THURROCK Council was one of 23 local authorities which recently sought judicial review to challenge decisions by Eric Pickles (Secretary of State for Communities and Local Government), on how the government calculated the significant local authority grant reductions for 2011-12 of approximately £148 million to provide funding for schools across the country converting to academies.
This reduction — described as the “Academies Funding Transfer” — was scheduled to be repeated next year with further anticipated reductions of £265 million.
Thurrock Council joined a number of authorities in making a formal application for judicial review on 3 May 2011.
The council and its fellow claimants argued that the Academies Funding Transfer was, among other things, in breach of the New Burdens Rules and that any reduction in funding for local authorities should not exceed a proper estimate, made following appropriate consultation, of the amount of savings to local authorities resulting from the conversion of maintained schools to academies.

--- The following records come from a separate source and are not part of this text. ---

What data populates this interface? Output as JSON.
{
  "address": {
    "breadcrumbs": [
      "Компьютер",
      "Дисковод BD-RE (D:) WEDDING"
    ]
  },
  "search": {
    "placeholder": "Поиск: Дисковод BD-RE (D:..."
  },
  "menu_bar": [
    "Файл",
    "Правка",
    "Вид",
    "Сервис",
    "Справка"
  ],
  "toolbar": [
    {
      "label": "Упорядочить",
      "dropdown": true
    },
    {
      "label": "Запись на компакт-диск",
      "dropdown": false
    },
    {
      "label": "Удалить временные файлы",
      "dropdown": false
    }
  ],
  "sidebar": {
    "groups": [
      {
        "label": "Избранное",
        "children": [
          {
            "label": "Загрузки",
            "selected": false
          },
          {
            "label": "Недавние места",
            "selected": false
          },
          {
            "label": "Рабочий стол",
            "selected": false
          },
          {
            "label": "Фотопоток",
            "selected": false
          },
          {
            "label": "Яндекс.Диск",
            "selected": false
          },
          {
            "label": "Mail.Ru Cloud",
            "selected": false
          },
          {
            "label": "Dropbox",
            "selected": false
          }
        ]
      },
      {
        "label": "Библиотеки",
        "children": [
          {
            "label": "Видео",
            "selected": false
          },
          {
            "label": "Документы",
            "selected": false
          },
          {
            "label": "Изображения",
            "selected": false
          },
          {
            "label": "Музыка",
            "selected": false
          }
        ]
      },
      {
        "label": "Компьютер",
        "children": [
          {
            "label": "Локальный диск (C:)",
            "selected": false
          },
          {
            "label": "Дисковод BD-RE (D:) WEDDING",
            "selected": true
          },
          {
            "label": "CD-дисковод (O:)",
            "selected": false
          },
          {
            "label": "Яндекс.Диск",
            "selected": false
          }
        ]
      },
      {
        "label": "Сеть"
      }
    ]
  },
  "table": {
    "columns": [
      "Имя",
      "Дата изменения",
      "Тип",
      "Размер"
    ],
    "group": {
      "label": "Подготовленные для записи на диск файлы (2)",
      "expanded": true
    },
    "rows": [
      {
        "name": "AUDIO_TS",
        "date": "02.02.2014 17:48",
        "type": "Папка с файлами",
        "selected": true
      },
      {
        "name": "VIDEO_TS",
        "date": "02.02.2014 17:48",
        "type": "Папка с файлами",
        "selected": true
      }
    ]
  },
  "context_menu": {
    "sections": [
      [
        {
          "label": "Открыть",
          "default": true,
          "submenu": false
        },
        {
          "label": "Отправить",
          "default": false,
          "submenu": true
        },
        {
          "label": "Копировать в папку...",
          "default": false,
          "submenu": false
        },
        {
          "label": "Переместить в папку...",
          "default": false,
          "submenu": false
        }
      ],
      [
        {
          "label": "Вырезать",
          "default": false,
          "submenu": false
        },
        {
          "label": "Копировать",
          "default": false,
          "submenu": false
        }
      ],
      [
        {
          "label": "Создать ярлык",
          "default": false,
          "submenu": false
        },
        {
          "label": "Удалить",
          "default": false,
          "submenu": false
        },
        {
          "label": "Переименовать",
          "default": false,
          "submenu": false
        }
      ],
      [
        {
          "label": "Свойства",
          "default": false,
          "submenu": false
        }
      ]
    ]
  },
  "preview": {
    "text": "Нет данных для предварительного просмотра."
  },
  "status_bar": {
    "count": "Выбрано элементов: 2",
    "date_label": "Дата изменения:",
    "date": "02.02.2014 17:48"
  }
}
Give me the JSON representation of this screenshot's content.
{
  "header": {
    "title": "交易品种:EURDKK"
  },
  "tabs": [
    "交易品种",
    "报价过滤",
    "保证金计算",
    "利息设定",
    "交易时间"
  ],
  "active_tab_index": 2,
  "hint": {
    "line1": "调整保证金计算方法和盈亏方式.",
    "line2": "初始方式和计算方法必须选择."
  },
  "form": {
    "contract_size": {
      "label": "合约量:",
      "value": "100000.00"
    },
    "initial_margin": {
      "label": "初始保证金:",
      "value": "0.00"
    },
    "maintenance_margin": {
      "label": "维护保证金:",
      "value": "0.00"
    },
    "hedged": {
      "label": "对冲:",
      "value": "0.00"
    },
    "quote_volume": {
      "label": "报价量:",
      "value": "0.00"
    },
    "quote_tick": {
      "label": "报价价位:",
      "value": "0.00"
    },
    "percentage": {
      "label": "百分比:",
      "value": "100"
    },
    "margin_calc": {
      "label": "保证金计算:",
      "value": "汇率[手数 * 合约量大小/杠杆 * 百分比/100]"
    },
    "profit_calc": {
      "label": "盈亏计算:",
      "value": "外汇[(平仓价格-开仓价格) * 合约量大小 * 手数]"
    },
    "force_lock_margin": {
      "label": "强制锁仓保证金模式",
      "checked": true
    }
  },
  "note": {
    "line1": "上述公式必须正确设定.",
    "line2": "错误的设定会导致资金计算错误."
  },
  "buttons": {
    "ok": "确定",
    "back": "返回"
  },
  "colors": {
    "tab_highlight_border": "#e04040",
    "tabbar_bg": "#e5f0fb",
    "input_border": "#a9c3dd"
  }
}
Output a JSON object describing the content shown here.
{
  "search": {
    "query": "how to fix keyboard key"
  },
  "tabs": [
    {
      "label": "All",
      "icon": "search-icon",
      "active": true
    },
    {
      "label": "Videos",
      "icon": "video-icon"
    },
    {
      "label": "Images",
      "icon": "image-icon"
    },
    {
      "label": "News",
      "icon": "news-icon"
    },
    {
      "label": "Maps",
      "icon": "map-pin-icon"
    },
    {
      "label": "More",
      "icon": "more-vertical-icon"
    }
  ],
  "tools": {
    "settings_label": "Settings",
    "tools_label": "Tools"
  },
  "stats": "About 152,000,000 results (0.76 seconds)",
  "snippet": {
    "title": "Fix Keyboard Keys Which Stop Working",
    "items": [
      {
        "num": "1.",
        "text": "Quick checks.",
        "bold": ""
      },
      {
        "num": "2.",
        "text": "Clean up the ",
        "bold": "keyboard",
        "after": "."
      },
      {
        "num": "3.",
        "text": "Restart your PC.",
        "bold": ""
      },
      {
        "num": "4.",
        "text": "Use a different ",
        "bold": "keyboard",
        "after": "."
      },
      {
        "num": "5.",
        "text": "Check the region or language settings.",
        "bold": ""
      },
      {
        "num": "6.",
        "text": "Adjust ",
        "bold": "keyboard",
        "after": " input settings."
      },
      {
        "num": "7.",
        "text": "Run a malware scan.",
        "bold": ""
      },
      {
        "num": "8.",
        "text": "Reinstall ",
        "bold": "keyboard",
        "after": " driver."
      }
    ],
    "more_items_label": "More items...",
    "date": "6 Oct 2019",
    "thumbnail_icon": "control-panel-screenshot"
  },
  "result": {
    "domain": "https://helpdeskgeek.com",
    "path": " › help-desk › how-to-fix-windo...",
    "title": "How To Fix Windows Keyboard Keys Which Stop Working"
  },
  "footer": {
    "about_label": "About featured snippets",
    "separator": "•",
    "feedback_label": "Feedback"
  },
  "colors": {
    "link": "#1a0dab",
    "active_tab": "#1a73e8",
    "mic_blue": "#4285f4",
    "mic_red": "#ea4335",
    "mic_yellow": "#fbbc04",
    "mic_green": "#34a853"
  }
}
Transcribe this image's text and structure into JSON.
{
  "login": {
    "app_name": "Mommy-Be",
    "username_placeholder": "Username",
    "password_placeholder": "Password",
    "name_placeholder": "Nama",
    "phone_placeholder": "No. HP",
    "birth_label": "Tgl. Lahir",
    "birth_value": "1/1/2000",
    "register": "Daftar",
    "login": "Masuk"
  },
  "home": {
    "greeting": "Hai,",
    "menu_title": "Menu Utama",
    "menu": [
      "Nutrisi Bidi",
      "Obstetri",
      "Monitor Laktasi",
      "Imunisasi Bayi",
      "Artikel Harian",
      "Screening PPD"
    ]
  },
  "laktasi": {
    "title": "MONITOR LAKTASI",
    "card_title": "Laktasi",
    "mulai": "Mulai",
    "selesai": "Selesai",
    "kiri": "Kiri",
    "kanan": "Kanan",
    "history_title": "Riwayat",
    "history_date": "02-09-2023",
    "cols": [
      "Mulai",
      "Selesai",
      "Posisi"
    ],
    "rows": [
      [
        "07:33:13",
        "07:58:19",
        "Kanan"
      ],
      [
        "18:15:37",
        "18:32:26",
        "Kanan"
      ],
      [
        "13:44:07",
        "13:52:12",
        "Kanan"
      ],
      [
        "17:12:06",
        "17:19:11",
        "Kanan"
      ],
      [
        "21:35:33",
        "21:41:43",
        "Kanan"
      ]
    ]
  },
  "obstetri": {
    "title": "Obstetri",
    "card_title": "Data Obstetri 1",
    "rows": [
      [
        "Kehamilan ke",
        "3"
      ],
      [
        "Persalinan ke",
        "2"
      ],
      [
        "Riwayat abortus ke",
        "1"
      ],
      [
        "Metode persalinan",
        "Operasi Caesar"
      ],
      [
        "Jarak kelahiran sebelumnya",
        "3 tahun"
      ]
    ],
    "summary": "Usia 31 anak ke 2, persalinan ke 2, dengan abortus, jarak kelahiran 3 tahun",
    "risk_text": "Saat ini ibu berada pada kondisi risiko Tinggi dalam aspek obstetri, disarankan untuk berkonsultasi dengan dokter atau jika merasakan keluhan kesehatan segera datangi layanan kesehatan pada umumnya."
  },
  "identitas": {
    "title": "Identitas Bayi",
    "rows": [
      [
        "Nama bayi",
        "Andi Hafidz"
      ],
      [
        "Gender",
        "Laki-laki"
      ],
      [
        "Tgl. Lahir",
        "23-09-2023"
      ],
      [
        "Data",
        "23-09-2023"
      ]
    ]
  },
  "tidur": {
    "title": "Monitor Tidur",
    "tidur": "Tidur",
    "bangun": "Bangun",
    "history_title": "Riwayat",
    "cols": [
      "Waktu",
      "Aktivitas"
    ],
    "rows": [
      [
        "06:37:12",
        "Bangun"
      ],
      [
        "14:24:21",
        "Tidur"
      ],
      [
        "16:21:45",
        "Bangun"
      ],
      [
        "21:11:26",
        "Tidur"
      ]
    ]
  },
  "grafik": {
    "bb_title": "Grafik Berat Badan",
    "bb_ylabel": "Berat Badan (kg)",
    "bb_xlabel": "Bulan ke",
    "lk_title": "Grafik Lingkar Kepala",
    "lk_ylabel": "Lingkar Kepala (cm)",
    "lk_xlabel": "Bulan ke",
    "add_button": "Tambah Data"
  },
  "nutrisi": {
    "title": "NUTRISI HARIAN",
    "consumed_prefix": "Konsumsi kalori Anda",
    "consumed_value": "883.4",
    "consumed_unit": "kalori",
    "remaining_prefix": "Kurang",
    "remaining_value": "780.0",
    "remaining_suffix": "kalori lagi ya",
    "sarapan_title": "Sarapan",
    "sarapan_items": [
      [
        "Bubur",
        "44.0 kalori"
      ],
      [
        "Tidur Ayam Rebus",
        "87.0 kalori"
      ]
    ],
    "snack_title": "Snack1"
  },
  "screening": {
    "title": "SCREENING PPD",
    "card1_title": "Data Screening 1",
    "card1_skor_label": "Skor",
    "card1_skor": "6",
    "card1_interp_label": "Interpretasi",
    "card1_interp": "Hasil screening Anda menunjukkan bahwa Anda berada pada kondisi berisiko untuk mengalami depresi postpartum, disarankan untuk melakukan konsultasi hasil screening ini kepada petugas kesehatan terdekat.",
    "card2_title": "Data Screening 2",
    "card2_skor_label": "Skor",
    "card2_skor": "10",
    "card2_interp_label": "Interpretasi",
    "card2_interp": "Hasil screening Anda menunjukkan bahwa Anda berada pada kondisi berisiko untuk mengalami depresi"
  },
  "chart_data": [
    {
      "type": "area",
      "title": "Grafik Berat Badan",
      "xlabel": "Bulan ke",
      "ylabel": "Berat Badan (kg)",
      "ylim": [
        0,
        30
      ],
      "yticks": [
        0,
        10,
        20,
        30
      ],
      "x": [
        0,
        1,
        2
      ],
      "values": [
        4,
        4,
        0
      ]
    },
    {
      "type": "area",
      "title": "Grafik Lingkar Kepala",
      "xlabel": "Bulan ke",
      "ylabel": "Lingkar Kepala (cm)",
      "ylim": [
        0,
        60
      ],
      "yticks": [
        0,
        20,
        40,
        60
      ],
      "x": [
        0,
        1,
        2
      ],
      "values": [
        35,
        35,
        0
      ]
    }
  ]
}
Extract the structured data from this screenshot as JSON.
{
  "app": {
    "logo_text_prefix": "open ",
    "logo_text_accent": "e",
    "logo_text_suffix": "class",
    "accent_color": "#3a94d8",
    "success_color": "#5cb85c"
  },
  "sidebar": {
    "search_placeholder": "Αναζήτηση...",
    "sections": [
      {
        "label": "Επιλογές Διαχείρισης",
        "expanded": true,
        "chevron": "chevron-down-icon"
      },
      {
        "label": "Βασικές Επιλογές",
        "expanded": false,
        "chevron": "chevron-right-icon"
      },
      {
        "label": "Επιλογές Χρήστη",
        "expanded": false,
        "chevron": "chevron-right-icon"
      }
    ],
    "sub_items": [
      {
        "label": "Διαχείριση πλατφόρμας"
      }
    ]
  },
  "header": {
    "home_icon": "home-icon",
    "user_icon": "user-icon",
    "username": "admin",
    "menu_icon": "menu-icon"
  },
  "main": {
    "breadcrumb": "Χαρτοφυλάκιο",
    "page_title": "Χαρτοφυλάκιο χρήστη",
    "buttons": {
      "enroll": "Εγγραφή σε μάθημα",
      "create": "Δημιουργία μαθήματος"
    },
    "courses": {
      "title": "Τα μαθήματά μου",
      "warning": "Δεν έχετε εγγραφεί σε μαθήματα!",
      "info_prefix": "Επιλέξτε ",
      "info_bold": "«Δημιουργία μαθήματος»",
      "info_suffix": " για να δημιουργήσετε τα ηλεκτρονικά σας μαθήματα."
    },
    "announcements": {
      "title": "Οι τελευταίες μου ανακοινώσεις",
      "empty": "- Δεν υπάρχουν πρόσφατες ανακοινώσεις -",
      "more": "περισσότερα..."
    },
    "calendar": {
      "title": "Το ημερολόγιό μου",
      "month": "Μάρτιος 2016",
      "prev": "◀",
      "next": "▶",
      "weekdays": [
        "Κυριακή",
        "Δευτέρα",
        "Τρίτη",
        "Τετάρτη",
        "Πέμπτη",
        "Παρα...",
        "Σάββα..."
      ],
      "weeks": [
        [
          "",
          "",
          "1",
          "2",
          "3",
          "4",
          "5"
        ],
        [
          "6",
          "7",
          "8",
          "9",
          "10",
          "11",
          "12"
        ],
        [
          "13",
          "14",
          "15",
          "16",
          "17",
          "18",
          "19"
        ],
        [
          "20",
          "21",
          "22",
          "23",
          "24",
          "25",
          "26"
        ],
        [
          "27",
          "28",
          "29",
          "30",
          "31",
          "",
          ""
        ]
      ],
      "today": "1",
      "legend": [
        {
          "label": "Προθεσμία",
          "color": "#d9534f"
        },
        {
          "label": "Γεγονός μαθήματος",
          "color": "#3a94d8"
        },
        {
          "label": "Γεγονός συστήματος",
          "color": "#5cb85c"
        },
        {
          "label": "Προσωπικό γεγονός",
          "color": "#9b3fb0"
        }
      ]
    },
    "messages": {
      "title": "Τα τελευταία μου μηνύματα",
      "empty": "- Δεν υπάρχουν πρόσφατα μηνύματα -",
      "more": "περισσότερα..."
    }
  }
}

The Secretary of State has now, without any admission of liability, agreed to reconsider the appropriate amount of the Academies Funding Transfer for 2011-12 and 2012-13, and agreed to consult with local authorities prior to finalising his reconsideration, and has agreed to pay the costs of all the claimants.
As a result, Thurrock Council and the other local authorities have collectively agreed to “stay” their court claim (which means that it is suspended but not withdrawn).
The Secretary of State will now reconsider and consult with all local authorities on the funding decisions.
Cllr Oliver Gerrish, Thurrock’s cabinet member for education, said: “The council felt compelled to take action because of the pressure placed by on its already constrained budgets by the Secretary of State’s original decisions on the Academies Funding Transfer.
“His reconsideration of those decisions is a welcome development for Thurrock Council and the other claimant authorities.
“The main point of the claim was that the reduction in Revenue Support Grant was based on what it would cost academies to purchase services, not on what a council might save as a result of not providing those services to academies.
“For Thurrock it is clear that the savings the council might achieve through not providing a service to schools which convert to become an academy are significantly lower than the costs to an academy of purchasing those services.
“The council now expects the Secretary of State to make a proper calculation, made following an open-minded and genuine consultation process, and Thurrock Council will make a full and detailed representation to the Secretary of State on the low level of savings which this Local Authority will achieve from the conversion of maintained schools to academies.”